Microsoft's plan would focus on middle- and low-income housing in the Seattle area, where it's based (Photo by Zach Searcy on Unsplash)

An affordable-housing crisis has hit many big cities in the U.S., but for tech hubs that have experienced rapid expansion, the shortage has hit much harder. In an almost unprecedented move, Microsoft has stepped up to the problem by pledging $500 million toward affordable-housing development in the place it calls home, the Seattle area.

The housing shortage has been a side effect of tech-hub growth from the Bay Area to Brooklyn, where tech companies attract many well-paid workers, who drive up the cost of housing. At the same time, many middle- and low-income workers have seen their income failing to keep pace with the rising cost of living.

The crisis has raised expectations that the tech giants need to get involved in responding to it. “This is a big problem. And it’s a problem that is continuing to get worse," wrote Brad Smith, Microsoft's president, and Amy Hood, its chief financial officer, in a corporate blog post last week. "It requires a multifaceted and sustained effort by the entire region to solve. At Microsoft, we’re committed to doing our part to help kick-start new solutions to this crisis.”

Microsoft plans to lend $225 million of the total to public and private developers to build middle-class housing, $250 million towards low-incom

San Francisco recently passed a bill to tax big employers to help fight homelessness (Photo by Vladimir Kudinov on Unsplash)

e housing, and $25 million in philanthropic grants to local organizations that fight homelessness. As the loans are repaid, Microsoft said it would lend it back out again.

By spreading the money across many projects, the company hopes that the initiative will produce tens of thousands of units. The new housing isn't intended only for Microsoft workers, but for the community at large. "Of course, we have lots of software engineers, but the reality is that a lot of people work for Microsoft. Cafeteria workers, shuttle drivers. It's is a supply problem, a market failure," Microsoft CEO Satya Nadella told a meeting of journalists last week.

Other tech giants have taken different approaches to the problem, sometimes producing intense public-policy debates. Last year, Seattle-based Amazon successfully lobbied against a proposal to tax large businesses to help pay for homeless services and housing, on the grounds that it would put a damper on job creation.
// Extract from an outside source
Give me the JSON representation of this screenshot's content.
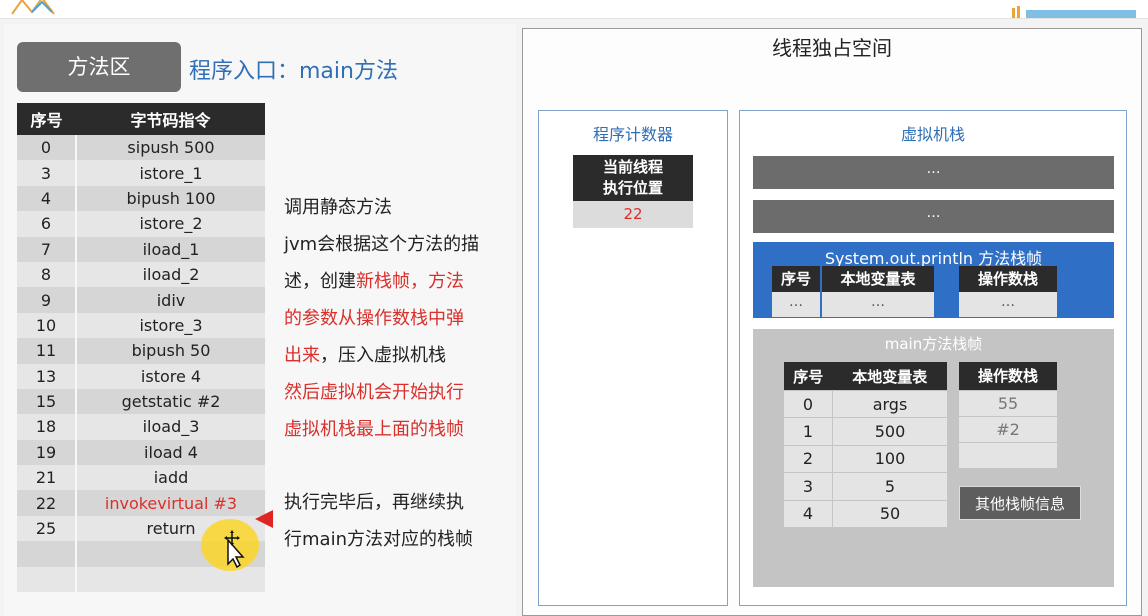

But in November, voters in San Francisco approved a similar measure, an initiative supported by CEO Marc Benioff but opposed by Twitter chief Jack Dorsey.

In getting involved in the housing market, Microsoft is stepping in where government has stepped back in recent years, as uban-policy journalist Emily Badger writes in the New York Times:

"...The fact that a tech company has to step in to help ensure the development of affordable housing points to a long-building reality nationwide: The federal government has largely retreated from this role.
The government spent about three times as much on housing programs in the 1970s as it does today, according to the National Low Income Housing Coalition. ...

Over this time, federal resources have increasingly shifted away from subsidizing the construction of affordable housing to subsidizing renters who find housing in the private market. And now most new below-market-rate housing is built not by public agencies, but by nonprofit developers leveraging tax credits."

As Microsoft's Smith and Hood wrote in their blog post: “If we’re going to make progress, we’ll all need to work together as a community. We recognize that Microsoft is in a unique position to put the size of its balance sheet behind this effort. But we believe that every individual and every business, large and small, has a responsibility to contribute."

Rachyl Houterman is a reporting intern at From Day One and attends journalism school at the University of Wisconsin-Eau Claire. In her free time, she enjoys exploring national parks, hiking, and reading